[What is expected]
Give back only the lines from the one with "What data populates" through the last line of the data, exactly as they appear.
+++ Data to examine +++
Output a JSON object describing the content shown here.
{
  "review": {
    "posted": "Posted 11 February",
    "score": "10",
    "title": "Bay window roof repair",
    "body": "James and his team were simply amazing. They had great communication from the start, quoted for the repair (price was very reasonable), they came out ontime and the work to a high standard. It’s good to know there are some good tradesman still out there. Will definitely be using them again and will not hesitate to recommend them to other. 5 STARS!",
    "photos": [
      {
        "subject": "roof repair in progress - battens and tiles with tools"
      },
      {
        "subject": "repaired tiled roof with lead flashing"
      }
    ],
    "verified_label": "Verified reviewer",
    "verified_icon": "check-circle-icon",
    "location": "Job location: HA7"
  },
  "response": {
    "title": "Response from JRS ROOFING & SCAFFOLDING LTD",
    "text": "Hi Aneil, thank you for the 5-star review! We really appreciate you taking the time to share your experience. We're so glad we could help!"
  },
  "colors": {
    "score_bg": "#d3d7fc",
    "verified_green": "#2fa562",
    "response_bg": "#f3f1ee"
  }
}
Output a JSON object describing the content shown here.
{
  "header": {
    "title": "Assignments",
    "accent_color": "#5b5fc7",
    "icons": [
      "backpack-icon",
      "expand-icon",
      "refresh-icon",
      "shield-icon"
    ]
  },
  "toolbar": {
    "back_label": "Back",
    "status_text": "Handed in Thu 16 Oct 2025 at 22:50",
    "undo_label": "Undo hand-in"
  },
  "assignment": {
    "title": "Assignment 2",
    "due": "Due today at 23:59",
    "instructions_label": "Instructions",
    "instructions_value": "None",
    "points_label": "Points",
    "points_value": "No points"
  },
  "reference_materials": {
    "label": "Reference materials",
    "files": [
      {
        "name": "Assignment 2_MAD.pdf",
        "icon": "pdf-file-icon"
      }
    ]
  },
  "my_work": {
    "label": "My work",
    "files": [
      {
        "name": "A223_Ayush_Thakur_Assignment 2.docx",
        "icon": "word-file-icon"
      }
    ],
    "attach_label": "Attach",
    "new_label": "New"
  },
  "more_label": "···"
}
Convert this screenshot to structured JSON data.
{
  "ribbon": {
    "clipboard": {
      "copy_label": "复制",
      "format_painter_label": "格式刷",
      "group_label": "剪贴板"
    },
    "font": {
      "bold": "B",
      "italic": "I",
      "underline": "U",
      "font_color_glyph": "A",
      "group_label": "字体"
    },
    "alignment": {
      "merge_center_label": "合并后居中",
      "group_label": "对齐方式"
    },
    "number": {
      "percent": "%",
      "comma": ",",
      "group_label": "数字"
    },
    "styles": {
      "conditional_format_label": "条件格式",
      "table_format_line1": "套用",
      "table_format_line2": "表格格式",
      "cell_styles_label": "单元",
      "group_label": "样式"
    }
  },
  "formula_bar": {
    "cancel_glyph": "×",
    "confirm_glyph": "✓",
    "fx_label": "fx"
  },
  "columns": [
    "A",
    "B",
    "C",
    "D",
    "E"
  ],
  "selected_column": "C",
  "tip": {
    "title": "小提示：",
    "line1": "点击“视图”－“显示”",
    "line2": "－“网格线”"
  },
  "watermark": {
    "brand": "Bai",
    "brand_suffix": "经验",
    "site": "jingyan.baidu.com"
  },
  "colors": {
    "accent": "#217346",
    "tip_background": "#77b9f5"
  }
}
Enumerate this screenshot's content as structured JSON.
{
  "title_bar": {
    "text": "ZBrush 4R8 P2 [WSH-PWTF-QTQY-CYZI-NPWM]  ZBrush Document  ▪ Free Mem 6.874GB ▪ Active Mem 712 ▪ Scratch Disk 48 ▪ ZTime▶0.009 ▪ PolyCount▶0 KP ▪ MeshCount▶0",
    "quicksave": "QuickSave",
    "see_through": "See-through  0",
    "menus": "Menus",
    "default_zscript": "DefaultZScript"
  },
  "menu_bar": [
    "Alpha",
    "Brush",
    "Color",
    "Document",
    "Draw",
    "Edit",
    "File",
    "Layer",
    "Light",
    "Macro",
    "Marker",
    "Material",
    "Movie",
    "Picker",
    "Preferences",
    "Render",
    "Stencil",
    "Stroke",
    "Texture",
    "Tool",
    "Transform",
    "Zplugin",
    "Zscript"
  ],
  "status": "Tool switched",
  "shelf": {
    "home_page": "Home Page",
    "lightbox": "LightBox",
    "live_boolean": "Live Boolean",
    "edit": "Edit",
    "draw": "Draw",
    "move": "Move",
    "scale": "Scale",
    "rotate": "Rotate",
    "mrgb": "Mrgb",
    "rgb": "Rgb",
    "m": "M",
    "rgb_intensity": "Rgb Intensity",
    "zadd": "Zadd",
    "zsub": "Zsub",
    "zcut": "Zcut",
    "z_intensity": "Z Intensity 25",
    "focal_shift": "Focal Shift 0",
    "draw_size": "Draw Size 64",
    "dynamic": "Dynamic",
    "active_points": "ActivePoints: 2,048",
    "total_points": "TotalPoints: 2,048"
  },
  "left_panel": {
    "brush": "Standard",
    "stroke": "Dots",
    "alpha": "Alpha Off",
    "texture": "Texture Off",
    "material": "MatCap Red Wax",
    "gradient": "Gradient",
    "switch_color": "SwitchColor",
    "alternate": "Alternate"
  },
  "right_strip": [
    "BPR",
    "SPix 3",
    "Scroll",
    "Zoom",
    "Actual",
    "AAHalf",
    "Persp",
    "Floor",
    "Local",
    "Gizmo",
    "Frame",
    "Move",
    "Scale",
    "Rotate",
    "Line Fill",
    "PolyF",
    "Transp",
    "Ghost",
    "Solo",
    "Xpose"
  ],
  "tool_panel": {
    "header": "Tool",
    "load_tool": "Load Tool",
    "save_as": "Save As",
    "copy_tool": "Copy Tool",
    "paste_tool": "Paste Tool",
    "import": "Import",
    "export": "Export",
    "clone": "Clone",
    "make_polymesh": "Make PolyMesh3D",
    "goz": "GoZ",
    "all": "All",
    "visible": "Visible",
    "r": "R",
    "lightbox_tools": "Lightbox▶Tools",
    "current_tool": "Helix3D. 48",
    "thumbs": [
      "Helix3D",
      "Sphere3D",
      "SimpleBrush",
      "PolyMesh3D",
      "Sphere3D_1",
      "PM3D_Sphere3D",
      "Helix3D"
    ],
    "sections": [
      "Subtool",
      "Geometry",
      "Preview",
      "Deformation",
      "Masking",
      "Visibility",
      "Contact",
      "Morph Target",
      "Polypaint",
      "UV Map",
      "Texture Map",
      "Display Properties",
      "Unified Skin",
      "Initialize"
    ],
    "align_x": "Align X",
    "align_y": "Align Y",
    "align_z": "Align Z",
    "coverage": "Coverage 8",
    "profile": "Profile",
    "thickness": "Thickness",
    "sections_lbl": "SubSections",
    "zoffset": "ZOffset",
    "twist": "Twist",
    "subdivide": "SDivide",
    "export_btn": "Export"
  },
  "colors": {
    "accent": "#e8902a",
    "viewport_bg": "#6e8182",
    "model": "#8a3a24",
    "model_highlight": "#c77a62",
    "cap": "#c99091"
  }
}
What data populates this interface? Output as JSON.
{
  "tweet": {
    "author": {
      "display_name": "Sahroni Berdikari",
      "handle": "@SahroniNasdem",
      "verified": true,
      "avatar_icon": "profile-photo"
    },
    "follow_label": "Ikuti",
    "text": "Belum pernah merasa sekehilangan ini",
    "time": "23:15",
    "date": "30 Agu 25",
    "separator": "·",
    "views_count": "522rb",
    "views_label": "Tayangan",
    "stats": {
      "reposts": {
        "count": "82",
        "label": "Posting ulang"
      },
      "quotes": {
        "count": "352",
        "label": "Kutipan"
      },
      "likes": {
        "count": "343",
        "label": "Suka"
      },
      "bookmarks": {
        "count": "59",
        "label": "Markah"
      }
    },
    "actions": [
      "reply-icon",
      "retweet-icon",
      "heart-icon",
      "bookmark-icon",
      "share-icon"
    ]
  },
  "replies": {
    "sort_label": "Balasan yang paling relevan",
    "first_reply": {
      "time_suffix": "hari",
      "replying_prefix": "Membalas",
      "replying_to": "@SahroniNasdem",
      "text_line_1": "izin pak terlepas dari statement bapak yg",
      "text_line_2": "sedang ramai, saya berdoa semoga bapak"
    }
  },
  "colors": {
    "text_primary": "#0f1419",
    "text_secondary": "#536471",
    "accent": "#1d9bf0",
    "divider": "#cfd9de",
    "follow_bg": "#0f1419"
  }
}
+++
[Final answer]
What data populates this interface? Output as JSON.
{
  "tweet": {
    "author": {
      "display_name": "Sahroni Berdikari",
      "handle": "@SahroniNasdem",
      "verified": true,
      "avatar_icon": "profile-photo"
    },
    "follow_label": "Ikuti",
    "text": "Belum pernah merasa sekehilangan ini",
    "time": "23:15",
    "date": "30 Agu 25",
    "separator": "·",
    "views_count": "522rb",
    "views_label": "Tayangan",
    "stats": {
      "reposts": {
        "count": "82",
        "label": "Posting ulang"
      },
      "quotes": {
        "count": "352",
        "label": "Kutipan"
      },
      "likes": {
        "count": "343",
        "label": "Suka"
      },
      "bookmarks": {
        "count": "59",
        "label": "Markah"
      }
    },
    "actions": [
      "reply-icon",
      "retweet-icon",
      "heart-icon",
      "bookmark-icon",
      "share-icon"
    ]
  },
  "replies": {
    "sort_label": "Balasan yang paling relevan",
    "first_reply": {
      "time_suffix": "hari",
      "replying_prefix": "Membalas",
      "replying_to": "@SahroniNasdem",
      "text_line_1": "izin pak terlepas dari statement bapak yg",
      "text_line_2": "sedang ramai, saya berdoa semoga bapak"
    }
  },
  "colors": {
    "text_primary": "#0f1419",
    "text_secondary": "#536471",
    "accent": "#1d9bf0",
    "divider": "#cfd9de",
    "follow_bg": "#0f1419"
  }
}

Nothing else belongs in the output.